Yes indeed.Heater wrote:ejolson,
From the outside it looks like the F-35 project has bitten off more than it can chew, not just from a software perspective.
Certainly big corporate software projects have been failing for decades. See Multics and Fred Brook's famous book "The Mythical Man Month". Heck I have worked on many a cancelled project. We never learn.
I thought you said smart guys. Not tinkerers.No idea about Epiphany. The Wayland developers maintain they are trying to remove cruft and shrink what was X11. I don't know.
C++ does indeed feel like a "grab bag of experimental features cobbled together by tinkerers". Reality is though that the C++ devs, the guys on the standards committee, are not tinkerers.
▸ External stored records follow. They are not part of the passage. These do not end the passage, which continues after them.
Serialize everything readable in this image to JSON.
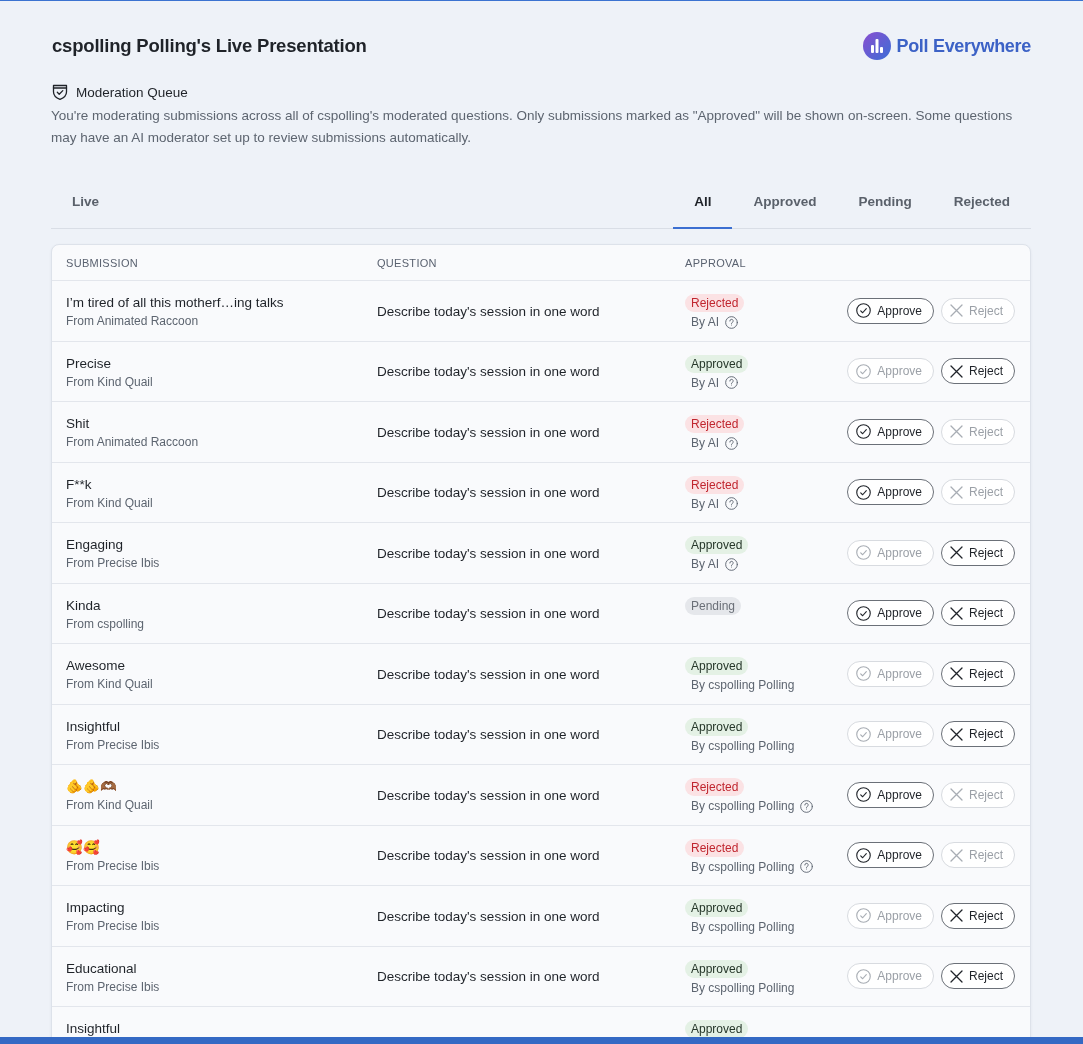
{
  "header": {
    "title": "cspolling Polling's Live Presentation",
    "logo_text": "Poll Everywhere"
  },
  "queue": {
    "heading": "Moderation Queue",
    "description": "You're moderating submissions across all of cspolling's moderated questions. Only submissions marked as \"Approved\" will be shown on-screen. Some questions may have an AI moderator set up to review submissions automatically."
  },
  "view_tab": {
    "label": "Live",
    "selected": false
  },
  "filter_tabs": [
    {
      "label": "All",
      "selected": true
    },
    {
      "label": "Approved",
      "selected": false
    },
    {
      "label": "Pending",
      "selected": false
    },
    {
      "label": "Rejected",
      "selected": false
    }
  ],
  "table": {
    "columns": [
      "SUBMISSION",
      "QUESTION",
      "APPROVAL"
    ],
    "rows": [
      {
        "submission": "I’m tired of all this motherf…ing talks",
        "author": "From Animated Raccoon",
        "question": "Describe today's session in one word",
        "status": {
          "kind": "rejected",
          "label": "Rejected"
        },
        "moderator": {
          "text": "By AI",
          "help": true
        },
        "buttons": [
          {
            "kind": "approve",
            "label": "Approve",
            "disabled": false
          },
          {
            "kind": "reject",
            "label": "Reject",
            "disabled": true
          }
        ]
      },
      {
        "submission": "Precise",
        "author": "From Kind Quail",
        "question": "Describe today's session in one word",
        "status": {
          "kind": "approved",
          "label": "Approved"
        },
        "moderator": {
          "text": "By AI",
          "help": true
        },
        "buttons": [
          {
            "kind": "approve",
            "label": "Approve",
            "disabled": true
          },
          {
            "kind": "reject",
            "label": "Reject",
            "disabled": false
          }
        ]
      },
      {
        "submission": "Shit",
        "author": "From Animated Raccoon",
        "question": "Describe today's session in one word",
        "status": {
          "kind": "rejected",
          "label": "Rejected"
        },
        "moderator": {
          "text": "By AI",
          "help": true
        },
        "buttons": [
          {
            "kind": "approve",
            "label": "Approve",
            "disabled": false
          },
          {
            "kind": "reject",
            "label": "Reject",
            "disabled": true
          }
        ]
      },
      {
        "submission": "F**k",
        "author": "From Kind Quail",
        "question": "Describe today's session in one word",
        "status": {
          "kind": "rejected",
          "label": "Rejected"
        },
        "moderator": {
          "text": "By AI",
          "help": true
        },
        "buttons": [
          {
            "kind": "approve",
            "label": "Approve",
            "disabled": false
          },
          {
            "kind": "reject",
            "label": "Reject",
            "disabled": true
          }
        ]
      },
      {
        "submission": "Engaging",
        "author": "From Precise Ibis",
        "question": "Describe today's session in one word",
        "status": {
          "kind": "approved",
          "label": "Approved"
        },
        "moderator": {
          "text": "By AI",
          "help": true
        },
        "buttons": [
          {
            "kind": "approve",
            "label": "Approve",
            "disabled": true
          },
          {
            "kind": "reject",
            "label": "Reject",
            "disabled": false
          }
        ]
      },
      {
        "submission": "Kinda",
        "author": "From cspolling",
        "question": "Describe today's session in one word",
        "status": {
          "kind": "pending",
          "label": "Pending"
        },
        "buttons": [
          {
            "kind": "approve",
            "label": "Approve",
            "disabled": false
          },
          {
            "kind": "reject",
            "label": "Reject",
            "disabled": false
          }
        ]
      },
      {
        "submission": "Awesome",
        "author": "From Kind Quail",
        "question": "Describe today's session in one word",
        "status": {
          "kind": "approved",
          "label": "Approved"
        },
        "moderator": {
          "text": "By cspolling Polling",
          "help": false
        },
        "buttons": [
          {
            "kind": "approve",
            "label": "Approve",
            "disabled": true
          },
          {
            "kind": "reject",
            "label": "Reject",
            "disabled": false
          }
        ]
      },
      {
        "submission": "Insightful",
        "author": "From Precise Ibis",
        "question": "Describe today's session in one word",
        "status": {
          "kind": "approved",
          "label": "Approved"
        },
        "moderator": {
          "text": "By cspolling Polling",
          "help": false
        },
        "buttons": [
          {
            "kind": "approve",
            "label": "Approve",
            "disabled": true
          },
          {
            "kind": "reject",
            "label": "Reject",
            "disabled": false
          }
        ]
      },
      {
        "submission": "🫵🫵🫶🏾",
        "author": "From Kind Quail",
        "question": "Describe today's session in one word",
        "status": {
          "kind": "rejected",
          "label": "Rejected"
        },
        "moderator": {
          "text": "By cspolling Polling",
          "help": true
        },
        "buttons": [
          {
            "kind": "approve",
            "label": "Approve",
            "disabled": false
          },
          {
            "kind": "reject",
            "label": "Reject",
            "disabled": true
          }
        ]
      },
      {
        "submission": "🥰🥰",
        "author": "From Precise Ibis",
        "question": "Describe today's session in one word",
        "status": {
          "kind": "rejected",
          "label": "Rejected"
        },
        "moderator": {
          "text": "By cspolling Polling",
          "help": true
        },
        "buttons": [
          {
            "kind": "approve",
            "label": "Approve",
            "disabled": false
          },
          {
            "kind": "reject",
            "label": "Reject",
            "disabled": true
          }
        ]
      },
      {
        "submission": "Impacting",
        "author": "From Precise Ibis",
        "question": "Describe today's session in one word",
        "status": {
          "kind": "approved",
          "label": "Approved"
        },
        "moderator": {
          "text": "By cspolling Polling",
          "help": false
        },
        "buttons": [
          {
            "kind": "approve",
            "label": "Approve",
            "disabled": true
          },
          {
            "kind": "reject",
            "label": "Reject",
            "disabled": false
          }
        ]
      },
      {
        "submission": "Educational",
        "author": "From Precise Ibis",
        "question": "Describe today's session in one word",
        "status": {
          "kind": "approved",
          "label": "Approved"
        },
        "moderator": {
          "text": "By cspolling Polling",
          "help": false
        },
        "buttons": [
          {
            "kind": "approve",
            "label": "Approve",
            "disabled": true
          },
          {
            "kind": "reject",
            "label": "Reject",
            "disabled": false
          }
        ]
      },
      {
        "submission": "Insightful",
        "status": {
          "kind": "approved",
          "label": "Approved"
        }
      }
    ]
  }
}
They are seriously smart, experienced, guys from MS, Google, Apple, elsewhere.
Though realy just because it is a standard, does not mean that is how it was designed. Things tend to be in standards because they are widely used already, look at how long C++ was around before there was a standard.
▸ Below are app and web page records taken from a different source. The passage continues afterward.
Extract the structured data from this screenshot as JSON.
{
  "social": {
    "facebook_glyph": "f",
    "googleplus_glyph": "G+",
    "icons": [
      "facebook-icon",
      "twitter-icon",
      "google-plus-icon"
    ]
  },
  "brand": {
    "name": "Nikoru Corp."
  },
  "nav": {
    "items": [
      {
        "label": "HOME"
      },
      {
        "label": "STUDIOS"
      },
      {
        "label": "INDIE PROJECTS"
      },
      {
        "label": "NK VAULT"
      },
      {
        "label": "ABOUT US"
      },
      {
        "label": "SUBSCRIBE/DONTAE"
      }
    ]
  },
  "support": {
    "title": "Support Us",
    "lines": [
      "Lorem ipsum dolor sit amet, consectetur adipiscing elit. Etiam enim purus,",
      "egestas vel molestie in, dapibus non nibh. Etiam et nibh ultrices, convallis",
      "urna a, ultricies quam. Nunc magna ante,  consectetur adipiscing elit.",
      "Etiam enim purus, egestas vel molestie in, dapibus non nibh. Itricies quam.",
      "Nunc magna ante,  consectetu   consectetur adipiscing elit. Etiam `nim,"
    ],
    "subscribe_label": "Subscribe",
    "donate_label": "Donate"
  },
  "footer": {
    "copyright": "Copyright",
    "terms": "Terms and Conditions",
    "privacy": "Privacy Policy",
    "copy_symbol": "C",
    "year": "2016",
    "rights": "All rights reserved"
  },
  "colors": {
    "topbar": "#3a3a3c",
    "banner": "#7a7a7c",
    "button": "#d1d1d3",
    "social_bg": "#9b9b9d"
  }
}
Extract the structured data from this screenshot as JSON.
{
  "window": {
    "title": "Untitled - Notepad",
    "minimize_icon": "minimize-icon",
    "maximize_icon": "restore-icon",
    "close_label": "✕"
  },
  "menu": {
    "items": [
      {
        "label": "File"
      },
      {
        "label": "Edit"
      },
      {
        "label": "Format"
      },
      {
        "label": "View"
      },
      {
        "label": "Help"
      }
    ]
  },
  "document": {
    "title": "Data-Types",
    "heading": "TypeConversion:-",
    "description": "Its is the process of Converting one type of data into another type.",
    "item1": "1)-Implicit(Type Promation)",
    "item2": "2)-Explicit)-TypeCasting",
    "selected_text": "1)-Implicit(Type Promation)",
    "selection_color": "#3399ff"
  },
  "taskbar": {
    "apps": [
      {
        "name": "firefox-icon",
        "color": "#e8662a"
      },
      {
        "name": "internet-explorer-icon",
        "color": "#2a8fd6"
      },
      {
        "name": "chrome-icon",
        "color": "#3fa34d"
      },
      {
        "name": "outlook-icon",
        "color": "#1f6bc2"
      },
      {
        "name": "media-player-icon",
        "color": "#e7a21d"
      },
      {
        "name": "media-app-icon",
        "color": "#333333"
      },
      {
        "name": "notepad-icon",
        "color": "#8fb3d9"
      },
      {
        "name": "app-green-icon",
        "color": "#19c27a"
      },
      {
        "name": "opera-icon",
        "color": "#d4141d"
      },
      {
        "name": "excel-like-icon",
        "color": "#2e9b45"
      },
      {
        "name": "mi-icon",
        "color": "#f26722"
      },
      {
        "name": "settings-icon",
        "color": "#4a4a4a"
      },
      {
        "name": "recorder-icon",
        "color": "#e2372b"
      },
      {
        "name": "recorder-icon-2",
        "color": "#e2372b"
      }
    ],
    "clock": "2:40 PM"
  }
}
And if we look at the evolution (or is it devolution) of C++ we see what (once named C++) started as a very cohesive and reasonable language, then more "features" were added and added over time by many different people/groups the features that ended up widely used made into the standards (well I doubt templates and STL or similar were used before the standard, do not understand that one).
Same is true for most language standards. Some of them manage to stay cohesive. NONE of them are created by the standards commities.
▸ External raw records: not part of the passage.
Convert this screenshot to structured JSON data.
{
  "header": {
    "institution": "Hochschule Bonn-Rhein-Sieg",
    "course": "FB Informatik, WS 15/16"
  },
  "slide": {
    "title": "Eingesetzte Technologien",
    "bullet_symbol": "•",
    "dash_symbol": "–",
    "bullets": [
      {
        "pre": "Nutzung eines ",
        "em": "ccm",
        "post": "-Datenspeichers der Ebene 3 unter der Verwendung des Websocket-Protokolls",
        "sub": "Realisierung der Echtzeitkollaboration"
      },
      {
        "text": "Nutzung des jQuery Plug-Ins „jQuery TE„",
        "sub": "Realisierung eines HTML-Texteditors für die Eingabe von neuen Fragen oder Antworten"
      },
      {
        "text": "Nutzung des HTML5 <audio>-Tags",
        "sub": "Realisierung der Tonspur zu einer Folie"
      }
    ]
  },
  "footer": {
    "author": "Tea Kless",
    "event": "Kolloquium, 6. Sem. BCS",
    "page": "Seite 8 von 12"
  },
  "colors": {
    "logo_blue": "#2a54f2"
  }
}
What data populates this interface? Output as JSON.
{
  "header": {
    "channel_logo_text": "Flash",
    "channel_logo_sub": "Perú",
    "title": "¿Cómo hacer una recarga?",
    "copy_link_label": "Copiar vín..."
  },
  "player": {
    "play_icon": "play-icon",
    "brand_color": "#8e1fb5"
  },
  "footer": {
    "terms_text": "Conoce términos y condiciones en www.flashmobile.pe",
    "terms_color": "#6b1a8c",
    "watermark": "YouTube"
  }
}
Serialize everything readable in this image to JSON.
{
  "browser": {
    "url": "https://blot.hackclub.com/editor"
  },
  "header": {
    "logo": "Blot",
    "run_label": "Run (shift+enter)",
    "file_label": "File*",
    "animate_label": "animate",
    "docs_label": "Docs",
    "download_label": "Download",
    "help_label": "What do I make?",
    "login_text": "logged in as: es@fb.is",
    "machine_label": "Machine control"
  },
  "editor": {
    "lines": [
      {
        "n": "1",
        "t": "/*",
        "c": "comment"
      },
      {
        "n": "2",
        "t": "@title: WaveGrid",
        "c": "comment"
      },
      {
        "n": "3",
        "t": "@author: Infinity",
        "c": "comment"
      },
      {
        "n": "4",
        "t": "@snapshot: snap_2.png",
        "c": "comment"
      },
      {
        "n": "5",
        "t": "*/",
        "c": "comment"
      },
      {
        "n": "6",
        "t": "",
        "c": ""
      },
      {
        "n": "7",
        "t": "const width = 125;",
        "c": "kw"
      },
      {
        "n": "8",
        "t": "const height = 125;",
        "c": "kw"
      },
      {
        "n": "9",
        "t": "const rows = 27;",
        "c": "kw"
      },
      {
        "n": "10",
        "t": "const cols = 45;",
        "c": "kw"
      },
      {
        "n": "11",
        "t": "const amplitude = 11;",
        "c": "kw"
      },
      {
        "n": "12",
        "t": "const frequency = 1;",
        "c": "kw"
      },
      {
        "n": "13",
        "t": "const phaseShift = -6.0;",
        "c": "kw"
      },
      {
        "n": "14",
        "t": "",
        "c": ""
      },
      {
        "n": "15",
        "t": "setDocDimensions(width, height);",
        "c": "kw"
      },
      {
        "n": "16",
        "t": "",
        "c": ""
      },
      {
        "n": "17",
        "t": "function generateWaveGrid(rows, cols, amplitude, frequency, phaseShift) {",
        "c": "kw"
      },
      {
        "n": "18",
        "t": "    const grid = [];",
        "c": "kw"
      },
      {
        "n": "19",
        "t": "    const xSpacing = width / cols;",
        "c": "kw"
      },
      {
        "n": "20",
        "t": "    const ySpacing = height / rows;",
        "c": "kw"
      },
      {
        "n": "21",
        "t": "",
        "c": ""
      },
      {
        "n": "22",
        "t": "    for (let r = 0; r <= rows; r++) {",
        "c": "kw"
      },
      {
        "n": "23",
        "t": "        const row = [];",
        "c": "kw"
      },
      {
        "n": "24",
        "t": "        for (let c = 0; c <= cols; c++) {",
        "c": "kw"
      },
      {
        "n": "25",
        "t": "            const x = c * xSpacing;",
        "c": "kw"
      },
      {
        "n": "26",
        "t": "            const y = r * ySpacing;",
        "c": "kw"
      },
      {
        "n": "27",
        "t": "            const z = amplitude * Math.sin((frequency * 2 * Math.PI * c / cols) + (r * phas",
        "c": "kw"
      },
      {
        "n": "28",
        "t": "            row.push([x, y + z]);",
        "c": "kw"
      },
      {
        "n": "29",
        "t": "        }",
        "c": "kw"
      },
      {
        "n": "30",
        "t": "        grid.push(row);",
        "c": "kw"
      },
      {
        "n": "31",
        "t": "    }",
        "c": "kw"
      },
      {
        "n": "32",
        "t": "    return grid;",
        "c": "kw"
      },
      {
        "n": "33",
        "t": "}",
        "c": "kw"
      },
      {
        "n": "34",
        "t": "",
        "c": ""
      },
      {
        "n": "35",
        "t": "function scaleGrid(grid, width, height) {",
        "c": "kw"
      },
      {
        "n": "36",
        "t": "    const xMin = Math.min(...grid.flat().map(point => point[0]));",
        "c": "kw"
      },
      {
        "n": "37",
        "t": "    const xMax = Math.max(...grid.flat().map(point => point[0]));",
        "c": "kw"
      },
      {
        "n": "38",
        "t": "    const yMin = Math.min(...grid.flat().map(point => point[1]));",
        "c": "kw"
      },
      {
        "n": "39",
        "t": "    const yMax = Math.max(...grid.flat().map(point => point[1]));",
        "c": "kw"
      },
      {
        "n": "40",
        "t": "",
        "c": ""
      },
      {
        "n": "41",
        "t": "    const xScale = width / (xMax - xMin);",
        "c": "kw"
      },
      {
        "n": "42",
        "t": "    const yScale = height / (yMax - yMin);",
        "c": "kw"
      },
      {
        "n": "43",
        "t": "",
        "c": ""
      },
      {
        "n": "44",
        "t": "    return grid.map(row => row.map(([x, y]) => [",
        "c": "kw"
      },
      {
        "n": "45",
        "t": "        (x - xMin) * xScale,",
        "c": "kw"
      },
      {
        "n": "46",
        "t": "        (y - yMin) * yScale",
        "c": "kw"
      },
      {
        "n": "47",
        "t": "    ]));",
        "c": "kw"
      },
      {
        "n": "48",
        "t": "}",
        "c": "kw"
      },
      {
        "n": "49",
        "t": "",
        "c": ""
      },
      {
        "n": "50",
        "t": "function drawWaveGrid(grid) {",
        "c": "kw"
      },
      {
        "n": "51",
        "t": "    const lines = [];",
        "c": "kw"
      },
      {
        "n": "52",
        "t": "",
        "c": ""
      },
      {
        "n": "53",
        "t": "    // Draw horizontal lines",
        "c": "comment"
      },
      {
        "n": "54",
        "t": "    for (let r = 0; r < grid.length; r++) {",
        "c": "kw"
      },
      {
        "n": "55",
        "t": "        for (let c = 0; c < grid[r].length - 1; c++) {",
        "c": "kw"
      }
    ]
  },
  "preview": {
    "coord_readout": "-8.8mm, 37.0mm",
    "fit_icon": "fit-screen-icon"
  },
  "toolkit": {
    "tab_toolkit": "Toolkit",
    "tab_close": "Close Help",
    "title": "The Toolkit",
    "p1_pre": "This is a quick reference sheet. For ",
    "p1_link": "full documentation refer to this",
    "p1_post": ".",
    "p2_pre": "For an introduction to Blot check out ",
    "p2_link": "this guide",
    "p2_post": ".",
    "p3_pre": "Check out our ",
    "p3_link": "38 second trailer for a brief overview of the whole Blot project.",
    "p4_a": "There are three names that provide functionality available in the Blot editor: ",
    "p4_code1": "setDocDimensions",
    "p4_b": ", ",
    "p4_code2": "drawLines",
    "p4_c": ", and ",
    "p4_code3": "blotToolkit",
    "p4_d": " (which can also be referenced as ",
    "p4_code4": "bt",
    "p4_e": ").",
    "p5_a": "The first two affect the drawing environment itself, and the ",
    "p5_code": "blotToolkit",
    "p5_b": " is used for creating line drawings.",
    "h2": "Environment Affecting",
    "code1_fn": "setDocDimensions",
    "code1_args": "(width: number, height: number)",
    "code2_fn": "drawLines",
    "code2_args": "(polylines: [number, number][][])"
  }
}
See what I said in this post above.Somehow the product of a bunch of really smart guys can come out looking like the product of a mad man. How does that happen? See the history of CORBA or XML or HTML/CSS for a similar examples.
That is one I would be surprised if any could answer. Every tool has its advantages and dissadvantages.The question you raise then is: What are reasonable tools?
There is a joke called evolution of a programmer floating around the internet, original author unknown, though many different claims of who it is from. It shows a hello world program, that becomes more and more convoluted and goes from C to C++ to C# in the process with the two most convoluted versions being the "Profesional Programmer", then gets simpler when going to leet, and simpler again to hacker (a one liner that reads C:\>echo Hello World!). Some versions of the joke are slightly modifies, including ones that use the unix # prompt for the echo version.
Look up that joke, it realy does fit, and shows well why I do not like the "Professional Programmer" view of things.
Used to be Coral 66, mandated in the UK for military and government projects.
That got scrapped for Ada. As mandated by the DoD in the USA.
Now it's the turn of C++...
What do you suggest?
Aside: Personally, having worked though the Coral 66 (Military radar) and Ada (Boeing 777) thing. I was amazed and somewhat horrified when I heard they were using C++ for the F-35.